Quality Magazine

Quality 101: Torque Test Fundamentals

September 1, 2009
We experience torque daily in numerous applications-from turning the volume dial on our alarm clock, to opening the door to our home. For the manufacturers of these products, and numerous others, it is essential to verify that the amount of torque required to operate these products meets specifications.

A typical torque gage is a handheld instrument or an indicator with a remote sensor, usually employing a strain gage-based transducer and microcomputer. Source: Mark-10 Corp.


Torque is defined as a force applied to a given distance from an axis of rotation. We experience torque daily in numerous applications-from turning the volume dial on our alarm clock, to opening the door to our home, to loosening the cap on a soda bottle. For the manufacturers of these products, and numerous others, it is essential to verify that the amount of torque required to operate these products meets specifications.

Test stands can be helpful in producing more accurate and consistent results, helping to fixture the torque gage and sample to ensure axial alignment and consistent test speed. Source: Mark-10 Corp.

Measuring Torque

A typical torque gage is a handheld instrument or an indicator with a remote sensor. They usually employ a strain gage-based transducer which outputs voltage to an analog-to-digital converter. Voltage is then further processed by a microcomputer.

Gages for the measurement of static torque are available in a range of capacities and resolutions. For example, a manufacturer of low-friction bearings may need to test very low torque, while a manufacturer of large torsion springs will have higher requirements. Test units are commonly pound-inches, pound-feet, kilogram-millimeters and newton-centimeters.

It is important to select an instrument with a capacity that is as close as possible to the maximum anticipated load. For example, if the choice of torque gages includes 10-, 50- and 100-pound-inch capacities, and the requirement is for 40 pound-inches of torque, the 50-pound-inch capacity is most appropriate. Because accuracy is typically specified as a percentage of full scale, the lower the torque reading measured on any given instrument, the greater the possibility for error.

Correct axial alignment is another area of concern. If the axis of the torque transducer is not concentric with respect to the sample’s axis of rotation, the displayed test result may be skewed.

Although a handheld torque gage is an economical and simple way to address many applications, test stands can be quite helpful in producing more accurate and consistent results. They help to fixture the torque gage and sample, ensuring axial alignment and consistent test speed. With these variables out of the picture, test results can be compared on an apples-to-apples basis for greater consistency.

Manually operated and motorized test stands are available. Some motorized test stands can be controlled by a PC to perform complex test sequences, such as cycling and automatic data output to a PC or other collector. Test stands can help to streamline processes, increasing throughput and efficiency. Application-specific grips and fixtures are available, although in many cases custom-designed fixtures are fabricated to address unique sample shapes.

Typical Applications

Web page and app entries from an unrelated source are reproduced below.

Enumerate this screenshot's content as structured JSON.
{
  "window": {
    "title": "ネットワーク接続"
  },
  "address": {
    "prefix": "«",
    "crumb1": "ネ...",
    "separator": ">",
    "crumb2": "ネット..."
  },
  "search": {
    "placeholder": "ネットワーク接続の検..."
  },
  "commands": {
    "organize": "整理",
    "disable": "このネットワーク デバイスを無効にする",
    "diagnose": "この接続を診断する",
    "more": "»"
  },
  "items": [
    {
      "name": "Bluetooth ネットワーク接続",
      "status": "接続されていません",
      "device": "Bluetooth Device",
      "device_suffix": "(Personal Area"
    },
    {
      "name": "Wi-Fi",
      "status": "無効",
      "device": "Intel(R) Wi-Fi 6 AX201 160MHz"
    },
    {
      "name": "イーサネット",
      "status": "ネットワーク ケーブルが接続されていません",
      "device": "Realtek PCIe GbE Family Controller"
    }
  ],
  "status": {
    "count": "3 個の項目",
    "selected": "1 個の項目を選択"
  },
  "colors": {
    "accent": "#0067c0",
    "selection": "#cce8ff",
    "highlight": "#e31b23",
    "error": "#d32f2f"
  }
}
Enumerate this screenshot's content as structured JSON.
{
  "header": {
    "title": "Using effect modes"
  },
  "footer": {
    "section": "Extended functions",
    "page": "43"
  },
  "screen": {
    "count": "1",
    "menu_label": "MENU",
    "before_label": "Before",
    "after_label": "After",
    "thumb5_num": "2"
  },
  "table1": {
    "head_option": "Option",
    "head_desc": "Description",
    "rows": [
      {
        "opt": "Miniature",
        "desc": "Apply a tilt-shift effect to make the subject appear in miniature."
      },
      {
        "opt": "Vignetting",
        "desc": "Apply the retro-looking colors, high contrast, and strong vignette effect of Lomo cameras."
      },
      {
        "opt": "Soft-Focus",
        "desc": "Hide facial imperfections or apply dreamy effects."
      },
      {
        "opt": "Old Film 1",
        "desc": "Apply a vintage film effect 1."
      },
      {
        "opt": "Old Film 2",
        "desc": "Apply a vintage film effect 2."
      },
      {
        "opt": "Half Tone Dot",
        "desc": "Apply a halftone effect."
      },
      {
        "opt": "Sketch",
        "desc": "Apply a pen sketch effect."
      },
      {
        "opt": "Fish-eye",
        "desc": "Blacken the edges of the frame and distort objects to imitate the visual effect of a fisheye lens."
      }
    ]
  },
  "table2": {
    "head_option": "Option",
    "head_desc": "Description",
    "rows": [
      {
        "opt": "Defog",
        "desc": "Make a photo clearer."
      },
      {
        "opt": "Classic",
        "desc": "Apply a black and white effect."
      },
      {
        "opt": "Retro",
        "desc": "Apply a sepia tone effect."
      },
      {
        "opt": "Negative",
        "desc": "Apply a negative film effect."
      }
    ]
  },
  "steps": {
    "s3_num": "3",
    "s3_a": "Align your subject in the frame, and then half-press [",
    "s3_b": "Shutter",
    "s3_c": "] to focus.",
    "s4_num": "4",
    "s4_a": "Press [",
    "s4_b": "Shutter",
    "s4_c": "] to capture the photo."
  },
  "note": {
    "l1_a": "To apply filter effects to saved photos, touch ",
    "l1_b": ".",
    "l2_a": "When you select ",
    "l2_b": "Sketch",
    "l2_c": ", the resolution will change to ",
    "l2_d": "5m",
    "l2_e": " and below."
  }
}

Virtually every industry has numerous applications for torque measurement. In the medical device industry typical applications include catheter torque testing, fastener torque testing and connector torque testing. Common applications in the automotive industry include dashboard knob torque testing, bolt torque testing and key ignition torque testing. The packaging industry also is quite rife with torque testing applications, including bottle cap torque testing for medicine, shampoo, motor oil and beverage.

Virtually every industry has applications for torque measurement. Source: Mark-10 Corp.

Interpreting the Results

Of principal interest in most applications is the peak torque, or maximum observed torque, during the test. This value often determines whether a part is considered acceptable. Using the example of a soda bottle cap, an acceptable opening torque range may be between 15 and 20 pound-inches. A sample falling outside this range would be considered a reject, while a sample falling within the range would be considered acceptable.

Some other applications require more than just the peak. Certain tests call for the torque profile to be recorded and used to further analyze the behavior of the sample. Using the example of the bottle cap once more, analyzing the torque profile may highlight problem areas in the thread or other aspects of the cap. Materials testing of metals and plastics also often requires such testing, as well as the testing of components such as latches, bearings, connectors and springs.

Rotational travel measurement is a common additional requirement to torque measurement. It serves as a useful threshold to stop a test, establishing a criterion with which a specification can be developed. For example, an automotive parts manufacturer may specify a torsion spring with rated torque of 10 pound-inches at 180 degrees of rotation. Some test stands are available with integrated angle indication, and software is available to tabulate and graph torque vs. time or torque vs. angle.

Torque testing is an important step in achieving consistent product performance objectives and customer satisfaction. Given today’s highly competitive manufacturing industry and a challenging economic climate, it is important for manufacturers to take torque measurement seriously.